And, in this, there is an important lesson about the molding power of story.  When we read non-fiction, we read with our shields up. We are critical and skeptical.  But when we are absorbed in a story we drop our intellectual guard. We are moved emotionally and this seems to leave us defenseless. Anecdotes about those rare ink people—like Rand’s John Galt or Stowe’s Uncle Tom—who vault the fantasy-reality divide to change history are impressive. But what is more impressive, if harder to see, is the way our stories are working on us all the time, reshaping us in the way that flowing water gradually reshapes a rock.

Read more...

See also: Gottschall, J. (2012). The storytelling animal: How stories make us human. Boston: Houghton Mifflin Harcourt. [library]

Stories We Tell

Sarah Polley in conversation with Elvis Mitchell on KCRW's The Treatment about her new documentary Stories We Tell (May 22, 2013):

There were so many moments, I think, where I wanted to back away from it for all of the sane reasons why someone would, and not the least of which was [while] many documentaries people make about their families or personal documentaries are fantastic and enlightening and insightful, so many of them are totally narcissistic and self-indulgent and I felt that this film was absolutely in danger of those same problems. 

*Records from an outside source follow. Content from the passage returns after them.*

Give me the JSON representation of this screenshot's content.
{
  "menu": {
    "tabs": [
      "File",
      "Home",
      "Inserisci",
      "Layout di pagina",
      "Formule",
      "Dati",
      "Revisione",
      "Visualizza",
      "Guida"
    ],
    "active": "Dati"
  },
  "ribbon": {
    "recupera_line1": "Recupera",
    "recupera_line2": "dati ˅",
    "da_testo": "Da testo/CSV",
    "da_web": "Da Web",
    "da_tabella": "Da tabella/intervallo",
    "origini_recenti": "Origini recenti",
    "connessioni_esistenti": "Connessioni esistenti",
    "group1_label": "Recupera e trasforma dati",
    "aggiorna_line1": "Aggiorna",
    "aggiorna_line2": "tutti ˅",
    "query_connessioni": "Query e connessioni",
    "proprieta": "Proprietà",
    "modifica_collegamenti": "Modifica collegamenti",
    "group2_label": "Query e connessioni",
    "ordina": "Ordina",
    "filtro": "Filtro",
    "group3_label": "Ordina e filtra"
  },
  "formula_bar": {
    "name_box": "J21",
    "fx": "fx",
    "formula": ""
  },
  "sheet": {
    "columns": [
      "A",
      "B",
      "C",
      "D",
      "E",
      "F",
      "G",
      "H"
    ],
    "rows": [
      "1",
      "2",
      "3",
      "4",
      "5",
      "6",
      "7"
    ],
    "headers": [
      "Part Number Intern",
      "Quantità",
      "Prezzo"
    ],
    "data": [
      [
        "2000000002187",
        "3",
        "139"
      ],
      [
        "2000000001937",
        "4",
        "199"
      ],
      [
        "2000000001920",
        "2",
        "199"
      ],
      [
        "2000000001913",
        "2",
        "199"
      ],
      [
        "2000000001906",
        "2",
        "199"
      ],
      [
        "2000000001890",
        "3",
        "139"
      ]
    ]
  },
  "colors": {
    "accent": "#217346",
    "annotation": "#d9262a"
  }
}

I think, for me, what kept me going was I was so actually fascinated myself in like What is it about us as human beings that needs to tell stories? Why are we so desperate to have narrative? Why is it so impossible for us to live in the mess?

We have to create this kind of neat arc of storytelling around the events in our lives, otherwise it's just too much. It's just too bewildering. 

Not Pretending

The Vintage Life by Mikela Prevost

The Mother of the Poet
by Matt Cook, from The Unreasonable Slug

The other of the poet is probably tired
Of explaining to people that her son is a poet.
Her son probably should have made more of an effort
To be involved in something that was simple to brag about.
The mother of the heating contractor does not
Have the same problem as the mother of the poet.
When the mother of the heating contractor talks about her son
It's usually understood, from the beginning, that her son, 
The heating contractor, is not pretending to be a heating contractor. 
When the mother of the poet talks, the listener will
Begin with the assumption that her son is pretending to be a poet.
The mother of the poet spends a good deal of energy justifying her son.
The poet, of course, did not mean
To put his mother in this difficult position.
Or did he?  

Follow Matt Cook on Twitter: @mattcookpoet

Higher Than Where It Began

"The people who can afford to buy books and magazines and go to the movies don’t like to hear about people who are poor or sick, so start your story up here [indicates top of the G-I axis]. You will see this story over and over again. People love it, and it is not copyrighted. The story is ‘Man in Hole,’ but the story needn’t be about a man or a hole. It’s: somebody gets into trouble, gets out of it again [draws line A].

It is not accidental that the line ends up higher than where it began. This is encouraging to readers."

~ Kurt Vonnegut

Kurt Vonnegut on the shapes of stories from Maria Popova on Vimeo.

See also:

  • "Kurt Vonnegut on the Shapes of Stories and Good News vs. Bad News," Brain Pickings, November 26, 2012
  • Vonnegut, K., & Simon, D. (2005). A man without a country. New York: Seven Stories Press. [library]
  • Duate, N. (2011, November). The secret structure of great talks. TED Talks. http://bit.ly/yrDGfo